_Exercise goal_: The reply should contain every entry below exactly as written, with no images.
═══
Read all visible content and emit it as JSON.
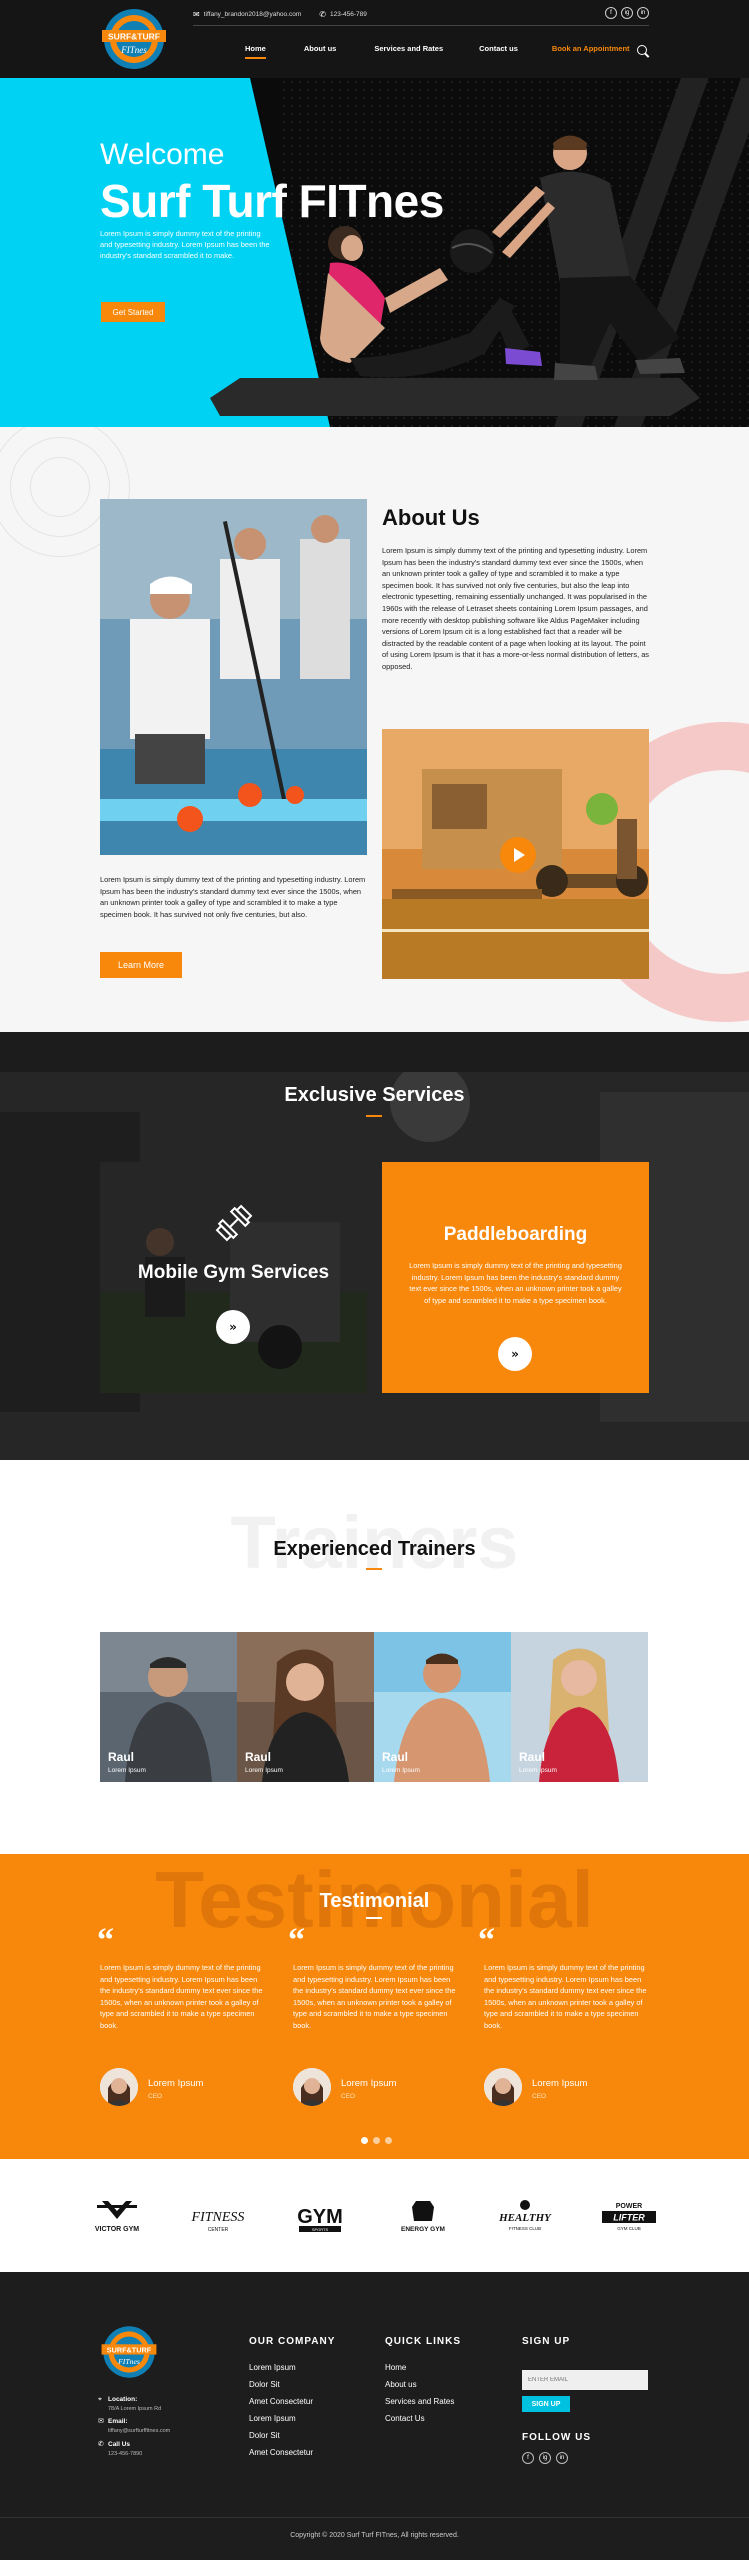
{
  "header": {
    "logo_text_top": "SURF&TURF",
    "logo_text_bottom": "FITnes",
    "email": "tiffany_brandon2018@yahoo.com",
    "phone": "123-456-789",
    "social": [
      "f",
      "ig",
      "in"
    ],
    "nav": [
      {
        "label": "Home"
      },
      {
        "label": "About us"
      },
      {
        "label": "Services and Rates"
      },
      {
        "label": "Contact us"
      },
      {
        "label": "Book an Appointment"
      }
    ]
  },
  "hero": {
    "welcome": "Welcome",
    "title": "Surf Turf FITnes",
    "text": "Lorem Ipsum is simply dummy text of the printing and typesetting industry. Lorem Ipsum has been the industry's standard scrambled it to make.",
    "cta": "Get Started"
  },
  "about": {
    "title": "About Us",
    "text1": "Lorem Ipsum is simply dummy text of the printing and typesetting industry. Lorem Ipsum has been the industry's standard dummy text ever since the 1500s, when an unknown printer took a galley of type and scrambled it to make a type specimen book. It has survived not only five centuries, but also the leap into electronic typesetting, remaining essentially unchanged. It was popularised in the 1960s with the release of Letraset sheets containing Lorem Ipsum passages, and more recently with desktop publishing software like Aldus PageMaker including versions of Lorem Ipsum cit is a long established fact that a reader will be distracted by the readable content of a page when looking at its layout. The point of using Lorem Ipsum is that it has a more-or-less normal distribution of letters, as opposed.",
    "text2": "Lorem Ipsum is simply dummy text of the printing and typesetting industry. Lorem Ipsum has been the industry's standard dummy text ever since the 1500s, when an unknown printer took a galley of type and scrambled it to make a type specimen book. It has survived not only five centuries, but also.",
    "cta": "Learn More"
  },
  "services": {
    "title": "Exclusive Services",
    "cards": [
      {
        "title": "Mobile Gym Services"
      },
      {
        "title": "Paddleboarding",
        "text": "Lorem Ipsum is simply dummy text of the printing and typesetting industry. Lorem Ipsum has been the industry's standard dummy text ever since the 1500s, when an unknown printer took a galley of type and scrambled it to make a type specimen book."
      }
    ],
    "arrow": "»"
  },
  "trainers": {
    "watermark": "Trainers",
    "title": "Experienced Trainers",
    "items": [
      {
        "name": "Raul",
        "role": "Lorem Ipsum"
      },
      {
        "name": "Raul",
        "role": "Lorem Ipsum"
      },
      {
        "name": "Raul",
        "role": "Lorem Ipsum"
      },
      {
        "name": "Raul",
        "role": "Lorem Ipsum"
      }
    ]
  },
  "testimonial": {
    "watermark": "Testimonial",
    "title": "Testimonial",
    "quote_mark": "“",
    "items": [
      {
        "text": "Lorem Ipsum is simply dummy text of the printing and typesetting industry. Lorem Ipsum has been the industry's standard dummy text ever since the 1500s, when an unknown printer took a galley of type and scrambled it to make a type specimen book.",
        "name": "Lorem Ipsum",
        "role": "CEO"
      },
      {
        "text": "Lorem Ipsum is simply dummy text of the printing and typesetting industry. Lorem Ipsum has been the industry's standard dummy text ever since the 1500s, when an unknown printer took a galley of type and scrambled it to make a type specimen book.",
        "name": "Lorem Ipsum",
        "role": "CEO"
      },
      {
        "text": "Lorem Ipsum is simply dummy text of the printing and typesetting industry. Lorem Ipsum has been the industry's standard dummy text ever since the 1500s, when an unknown printer took a galley of type and scrambled it to make a type specimen book.",
        "name": "Lorem Ipsum",
        "role": "CEO"
      }
    ]
  },
  "brands": [
    {
      "name": "VICTOR GYM"
    },
    {
      "name": "FITNESS",
      "sub": "CENTER"
    },
    {
      "name": "GYM",
      "sub": "SPORTS"
    },
    {
      "name": "ENERGY GYM"
    },
    {
      "name": "HEALTHY",
      "sub": "FITNESS CLUB"
    },
    {
      "name": "POWER",
      "mid": "LIFTER",
      "sub": "GYM CLUB"
    }
  ],
  "footer": {
    "location_label": "Location:",
    "location_value": "78/A Lorem Ipsum Rd",
    "email_label": "Email:",
    "email_value": "tiffany@surfturffitnes.com",
    "phone_label": "Call Us",
    "phone_value": "123-456-7890",
    "company_title": "OUR COMPANY",
    "company_links": [
      "Lorem Ipsum",
      "Dolor Sit",
      "Amet Consectetur",
      "Lorem Ipsum",
      "Dolor Sit",
      "Amet Consectetur"
    ],
    "quick_title": "QUICK LINKS",
    "quick_links": [
      "Home",
      "About us",
      "Services and Rates",
      "Contact Us"
    ],
    "signup_title": "SIGN UP",
    "email_placeholder": "ENTER EMAIL",
    "signup_button": "SIGN UP",
    "follow_title": "FOLLOW US",
    "copyright": "Copyright © 2020 Surf Turf FITnes, All rights reserved."
  },
  "colors": {
    "accent": "#f7880b",
    "cyan": "#00d2f3",
    "dark": "#151515"
  }
}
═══
_The completed task_:
Read all visible content and emit it as JSON.
{
  "header": {
    "logo_text_top": "SURF&TURF",
    "logo_text_bottom": "FITnes",
    "email": "tiffany_brandon2018@yahoo.com",
    "phone": "123-456-789",
    "social": [
      "f",
      "ig",
      "in"
    ],
    "nav": [
      {
        "label": "Home"
      },
      {
        "label": "About us"
      },
      {
        "label": "Services and Rates"
      },
      {
        "label": "Contact us"
      },
      {
        "label": "Book an Appointment"
      }
    ]
  },
  "hero": {
    "welcome": "Welcome",
    "title": "Surf Turf FITnes",
    "text": "Lorem Ipsum is simply dummy text of the printing and typesetting industry. Lorem Ipsum has been the industry's standard scrambled it to make.",
    "cta": "Get Started"
  },
  "about": {
    "title": "About Us",
    "text1": "Lorem Ipsum is simply dummy text of the printing and typesetting industry. Lorem Ipsum has been the industry's standard dummy text ever since the 1500s, when an unknown printer took a galley of type and scrambled it to make a type specimen book. It has survived not only five centuries, but also the leap into electronic typesetting, remaining essentially unchanged. It was popularised in the 1960s with the release of Letraset sheets containing Lorem Ipsum passages, and more recently with desktop publishing software like Aldus PageMaker including versions of Lorem Ipsum cit is a long established fact that a reader will be distracted by the readable content of a page when looking at its layout. The point of using Lorem Ipsum is that it has a more-or-less normal distribution of letters, as opposed.",
    "text2": "Lorem Ipsum is simply dummy text of the printing and typesetting industry. Lorem Ipsum has been the industry's standard dummy text ever since the 1500s, when an unknown printer took a galley of type and scrambled it to make a type specimen book. It has survived not only five centuries, but also.",
    "cta": "Learn More"
  },
  "services": {
    "title": "Exclusive Services",
    "cards": [
      {
        "title": "Mobile Gym Services"
      },
      {
        "title": "Paddleboarding",
        "text": "Lorem Ipsum is simply dummy text of the printing and typesetting industry. Lorem Ipsum has been the industry's standard dummy text ever since the 1500s, when an unknown printer took a galley of type and scrambled it to make a type specimen book."
      }
    ],
    "arrow": "»"
  },
  "trainers": {
    "watermark": "Trainers",
    "title": "Experienced Trainers",
    "items": [
      {
        "name": "Raul",
        "role": "Lorem Ipsum"
      },
      {
        "name": "Raul",
        "role": "Lorem Ipsum"
      },
      {
        "name": "Raul",
        "role": "Lorem Ipsum"
      },
      {
        "name": "Raul",
        "role": "Lorem Ipsum"
      }
    ]
  },
  "testimonial": {
    "watermark": "Testimonial",
    "title": "Testimonial",
    "quote_mark": "“",
    "items": [
      {
        "text": "Lorem Ipsum is simply dummy text of the printing and typesetting industry. Lorem Ipsum has been the industry's standard dummy text ever since the 1500s, when an unknown printer took a galley of type and scrambled it to make a type specimen book.",
        "name": "Lorem Ipsum",
        "role": "CEO"
      },
      {
        "text": "Lorem Ipsum is simply dummy text of the printing and typesetting industry. Lorem Ipsum has been the industry's standard dummy text ever since the 1500s, when an unknown printer took a galley of type and scrambled it to make a type specimen book.",
        "name": "Lorem Ipsum",
        "role": "CEO"
      },
      {
        "text": "Lorem Ipsum is simply dummy text of the printing and typesetting industry. Lorem Ipsum has been the industry's standard dummy text ever since the 1500s, when an unknown printer took a galley of type and scrambled it to make a type specimen book.",
        "name": "Lorem Ipsum",
        "role": "CEO"
      }
    ]
  },
  "brands": [
    {
      "name": "VICTOR GYM"
    },
    {
      "name": "FITNESS",
      "sub": "CENTER"
    },
    {
      "name": "GYM",
      "sub": "SPORTS"
    },
    {
      "name": "ENERGY GYM"
    },
    {
      "name": "HEALTHY",
      "sub": "FITNESS CLUB"
    },
    {
      "name": "POWER",
      "mid": "LIFTER",
      "sub": "GYM CLUB"
    }
  ],
  "footer": {
    "location_label": "Location:",
    "location_value": "78/A Lorem Ipsum Rd",
    "email_label": "Email:",
    "email_value": "tiffany@surfturffitnes.com",
    "phone_label": "Call Us",
    "phone_value": "123-456-7890",
    "company_title": "OUR COMPANY",
    "company_links": [
      "Lorem Ipsum",
      "Dolor Sit",
      "Amet Consectetur",
      "Lorem Ipsum",
      "Dolor Sit",
      "Amet Consectetur"
    ],
    "quick_title": "QUICK LINKS",
    "quick_links": [
      "Home",
      "About us",
      "Services and Rates",
      "Contact Us"
    ],
    "signup_title": "SIGN UP",
    "email_placeholder": "ENTER EMAIL",
    "signup_button": "SIGN UP",
    "follow_title": "FOLLOW US",
    "copyright": "Copyright © 2020 Surf Turf FITnes, All rights reserved."
  },
  "colors": {
    "accent": "#f7880b",
    "cyan": "#00d2f3",
    "dark": "#151515"
  }
}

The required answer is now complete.